Our program normally uses a thematic framework rather than a cut and dried curriculum. This gives teachers quite a bit of latitude when it comes to individual lesson plans. Each month, we focus on a common topic so we can support each other, but we are free to decide independently how to go about exploring the topic with our learners. I love this, because I can bring learners into the decision-making from lesson to lesson. However, thanks to this project we have prepared a more formal three-month curriculum. We've chosen specific topics and texts. Our project leader will provide particulars with regard to teaching vocabulary. The rest -- how we interact with the content of the text -- will be defined by the teachers.
Our project leader has suggested that we read a recently-published book: Teaching Vocabulary to English Language Learners by Graves, August and Mancilla-Martinez. I bought the text, skimmed though it, and began reading ... but at about the same time, an online book reading group formed over at ELL-U. They were planning to read and discuss Vocabulary Myths by Keith Folse. That seemed like an excellent opportunity to keep my focus (thanks to weekly deadlines) and to expand learning beyond the book through the discussion with fellow teachers, so I signed on. I will follow with Graves when the discussion group ends in a month.

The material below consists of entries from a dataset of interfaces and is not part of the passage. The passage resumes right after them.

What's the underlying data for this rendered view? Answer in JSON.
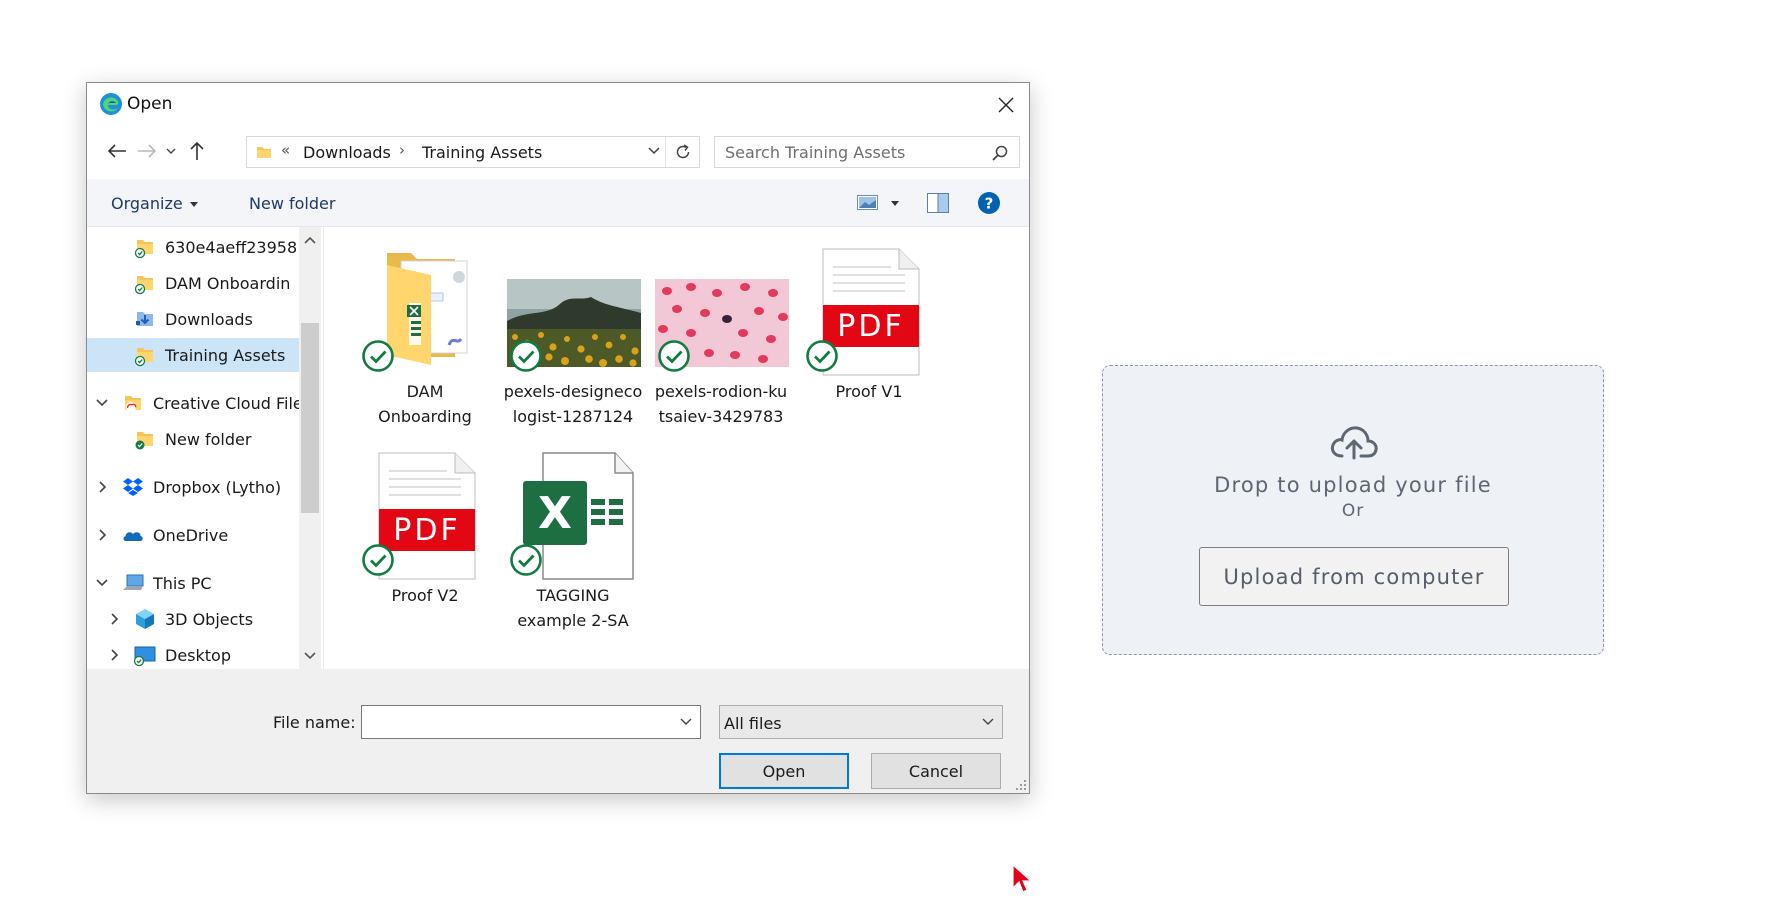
{
  "dialog": {
    "title": "Open",
    "address": {
      "crumbs": [
        "Downloads",
        "Training Assets"
      ]
    },
    "search": {
      "placeholder": "Search Training Assets"
    },
    "toolbar": {
      "organize": "Organize",
      "new_folder": "New folder"
    },
    "nav_items": [
      {
        "label": "630e4aeff23958",
        "icon": "folder-synced-icon"
      },
      {
        "label": "DAM Onboardin",
        "icon": "folder-synced-icon"
      },
      {
        "label": "Downloads",
        "icon": "downloads-icon"
      },
      {
        "label": "Training Assets",
        "icon": "folder-synced-icon",
        "selected": true
      },
      {
        "label": "Creative Cloud File",
        "icon": "creative-cloud-folder-icon",
        "expanded": true
      },
      {
        "label": "New folder",
        "icon": "folder-synced-icon"
      },
      {
        "label": "Dropbox (Lytho)",
        "icon": "dropbox-icon"
      },
      {
        "label": "OneDrive",
        "icon": "onedrive-icon"
      },
      {
        "label": "This PC",
        "icon": "computer-icon",
        "expanded": true
      },
      {
        "label": "3D Objects",
        "icon": "3d-objects-icon"
      },
      {
        "label": "Desktop",
        "icon": "desktop-icon"
      }
    ],
    "files": [
      {
        "name_line1": "DAM",
        "name_line2": "Onboarding",
        "kind": "folder"
      },
      {
        "name_line1": "pexels-designeco",
        "name_line2": "logist-1287124",
        "kind": "image-sunflowers"
      },
      {
        "name_line1": "pexels-rodion-ku",
        "name_line2": "tsaiev-3429783",
        "kind": "image-raspberries"
      },
      {
        "name_line1": "Proof  V1",
        "name_line2": "",
        "kind": "pdf",
        "badge": "PDF"
      },
      {
        "name_line1": "Proof V2",
        "name_line2": "",
        "kind": "pdf",
        "badge": "PDF"
      },
      {
        "name_line1": "TAGGING",
        "name_line2": "example 2-SA",
        "kind": "excel",
        "badge": "X"
      }
    ],
    "file_name_label": "File name:",
    "file_name_value": "",
    "filter": "All files",
    "open_button": "Open",
    "cancel_button": "Cancel"
  },
  "upload": {
    "drop_text": "Drop to upload your file",
    "or_text": "Or",
    "button": "Upload from computer"
  },
  "colors": {
    "selection": "#cce4f7",
    "sync_green": "#107c41",
    "pdf_red": "#e30613",
    "excel_green": "#1d6f42",
    "help_blue": "#0063b1",
    "upload_bg": "#eef1f5"
  }
}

So, I'll probably be reflecting on vocabulary-teaching a lot over the next few months. I don't intend to comment any more on the project itself, but rather on my own learning -- especially my questions about and reactions to the two recommended books.
It seems as if vocabulary-teaching is quite a hot topic these days. Our local TESOL chapter recently offered a forum on the subject and I've been seeing other online opportunities as well. Is it really the case, or am I just sensitized these days? (Wink!)
PS: I provide links to Amazon only so that you can see what the book's cover looks like, read reviews and (sometimes) page through the table of contents and example text. I'm not advertising on behalf of anyone. Just to be clear!